3BitTorrent: Incentive Question: What is the incentive to provide higher upload rate?Answer: To get file fasterImplementation: Tit-for-tat mechanism.
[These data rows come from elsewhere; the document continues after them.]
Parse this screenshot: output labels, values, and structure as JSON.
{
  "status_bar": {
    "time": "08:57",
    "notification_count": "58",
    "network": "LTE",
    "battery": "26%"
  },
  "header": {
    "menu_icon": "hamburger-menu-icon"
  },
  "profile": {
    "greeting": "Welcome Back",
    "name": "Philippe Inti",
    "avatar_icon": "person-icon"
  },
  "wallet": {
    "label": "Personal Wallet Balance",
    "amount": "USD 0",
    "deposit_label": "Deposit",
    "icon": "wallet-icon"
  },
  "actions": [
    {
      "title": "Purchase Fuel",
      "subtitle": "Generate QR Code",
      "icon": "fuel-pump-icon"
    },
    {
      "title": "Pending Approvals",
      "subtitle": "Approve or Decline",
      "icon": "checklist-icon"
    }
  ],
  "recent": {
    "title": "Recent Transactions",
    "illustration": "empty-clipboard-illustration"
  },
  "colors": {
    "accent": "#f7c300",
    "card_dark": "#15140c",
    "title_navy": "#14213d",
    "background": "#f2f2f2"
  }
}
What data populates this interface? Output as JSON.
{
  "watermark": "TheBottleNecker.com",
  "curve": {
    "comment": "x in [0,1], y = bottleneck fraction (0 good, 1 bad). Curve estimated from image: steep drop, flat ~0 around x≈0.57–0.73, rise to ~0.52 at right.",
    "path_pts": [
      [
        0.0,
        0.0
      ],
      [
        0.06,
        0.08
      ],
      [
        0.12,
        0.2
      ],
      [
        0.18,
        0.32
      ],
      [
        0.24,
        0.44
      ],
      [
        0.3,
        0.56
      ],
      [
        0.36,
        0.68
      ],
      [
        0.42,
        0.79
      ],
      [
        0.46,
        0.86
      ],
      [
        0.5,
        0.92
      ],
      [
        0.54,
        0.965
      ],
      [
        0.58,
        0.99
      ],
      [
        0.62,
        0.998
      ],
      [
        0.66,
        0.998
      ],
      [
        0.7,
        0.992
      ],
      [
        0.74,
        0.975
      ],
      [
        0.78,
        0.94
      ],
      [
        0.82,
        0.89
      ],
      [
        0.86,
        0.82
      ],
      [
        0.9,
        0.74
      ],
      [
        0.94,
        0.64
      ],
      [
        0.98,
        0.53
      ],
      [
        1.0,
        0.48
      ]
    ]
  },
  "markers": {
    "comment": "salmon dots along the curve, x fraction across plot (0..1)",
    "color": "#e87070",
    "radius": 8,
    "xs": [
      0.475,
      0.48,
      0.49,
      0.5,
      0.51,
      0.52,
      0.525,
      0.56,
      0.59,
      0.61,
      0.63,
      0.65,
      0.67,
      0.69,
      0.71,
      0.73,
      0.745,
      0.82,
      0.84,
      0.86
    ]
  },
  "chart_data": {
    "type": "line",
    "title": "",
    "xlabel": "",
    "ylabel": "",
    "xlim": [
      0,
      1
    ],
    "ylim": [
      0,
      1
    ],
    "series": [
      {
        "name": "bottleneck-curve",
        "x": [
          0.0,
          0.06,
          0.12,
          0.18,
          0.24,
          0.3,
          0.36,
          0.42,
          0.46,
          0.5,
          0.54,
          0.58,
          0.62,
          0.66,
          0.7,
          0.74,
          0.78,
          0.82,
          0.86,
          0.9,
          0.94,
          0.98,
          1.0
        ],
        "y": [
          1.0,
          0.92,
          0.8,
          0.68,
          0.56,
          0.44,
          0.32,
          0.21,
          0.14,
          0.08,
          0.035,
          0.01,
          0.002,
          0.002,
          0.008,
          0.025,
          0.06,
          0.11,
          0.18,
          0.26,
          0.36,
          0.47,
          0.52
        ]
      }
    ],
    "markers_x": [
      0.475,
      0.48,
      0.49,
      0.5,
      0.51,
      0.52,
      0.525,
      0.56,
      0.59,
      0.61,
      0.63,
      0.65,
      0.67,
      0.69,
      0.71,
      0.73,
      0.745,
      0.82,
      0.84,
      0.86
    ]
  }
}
Search for trading partners that upload to you at higher rates
4BitTorrent: TradingAlice measures rate she receives bits from each neighbor.Alice sends chunks to four best neighbors.Every 10 seconds, she recalculates rates & possibly modifies set of four peers.Every 30 seconds, she “optimistically unchokes” random peer.
5BitTorrent: Trading (1) Alice “optimistically unchokes” Bob (2) Alice becomes one of Bob’s top-four providers; Bob reciprocates(3) Bob becomes one of Alice’s top-four providersWith higher upload rate, can find better tradingpartners & get file faster!
6Basic idea P2P live streaming trackerobtain listof peerspeertradechunksSourceof video
7Incentives for Live Streaming Why upload at all?Currently no tit-for-tat mechanism in existing deploymentsIs tit-for-tat a sufficient incentive?No! Why provide more upload bandwidth if you’re receiving the video at the full rate?Our main idea:If you upload more, you get better quality.
8Layered Video Single layer Video Layered video All peers receive the same video qualityLayered videoA video is encoded into several layersMore layers introduce better video qualityNested dependence between layersHigher upload contribution results in better received video quality
9Layered Video w/ Tit-for-Tat Generate multiple layers, each divided into layer chunks (LCs)Exchange LCsMeasure download rates from neighborsReciprocate to neighbors based on their contributions
10Supplier & Receiver Side Schedulers Supplier: How to allocate uplink bandwidth to neighbors?BitTorrent roughly gives each unchoked neighbor an equal share.Receiver: How to maximize the received video qualityMultiple LCs are to be requested
11Supplier Side Scheduler Goal: Supply neighbors in proportion to their contributionsMeasure the download rates, dk from neighbor kMaintain separate FIFO rqst queue for each neighborServe neighbor k next with probability:
12Receiver Side State Request LCs at beginnings of rounds Can request in a window up to B chunks into future
13Receiver Side Scheduler (1) Goal: Maximize the received video qualityWhich LC should be requested first?Assign heuristic “importance” to each LC, taking into account:Layer indexPlayback deadlineRarenessRequest LCs from the highest importance to the lowest importance
14Receiver Side Scheduler (2) Where to send the request for the LC?Estimate the current delay from each neighbor:where mk is # of outstanding requests, r is video rate, Δis chunk lengthSend request to neighbor that will send it firstAs long as it can come before deadline
15Performance Study: Schemes Single layer video without incentives (Single-Layer)Layered video without incentives (Layered)MDC with incentives (MDC-Incent)Layered video with incentives (Layered-Incent)
16System Setup Peers Video Overlay Ethernet peer: 1000 kbps; cable peer: 300 kbps;free-rider: 0 kbpsFix ratio of Ethernet peers to cable peers: 3:7; change percentage of free-ridersVideoForeman video sequence (CIF, 30 frames/sec)SVC video codec20 layers, with each layer having a rate of 50 kbpsOverlayEach peer has 14 to 18 neighborsRandomly replace worst neighbor every 30 seconds
17Performance Metrics Useful rate received (R) Discontinuity ratio (α) The bits that are useful for video decodingDiscontinuity ratio (α)The percentage of time that a video is undecodable and unplayableAverage PSNR (Q)Received video quality
18Differentiated Service Peers with high upload contributions receive better video quality;Peers with low contributions receive relatively low but still acceptable video quality;Free-riders receive unacceptable video quality.
19Free-RidingReceived video quality does not degrade with free-riding
20Conclusion A decentralized incentive mechanism for video streaming Performance studies show that the scheme canProvide differentiated video quality commensurate with a peer’s contributionLargely prevents free-riders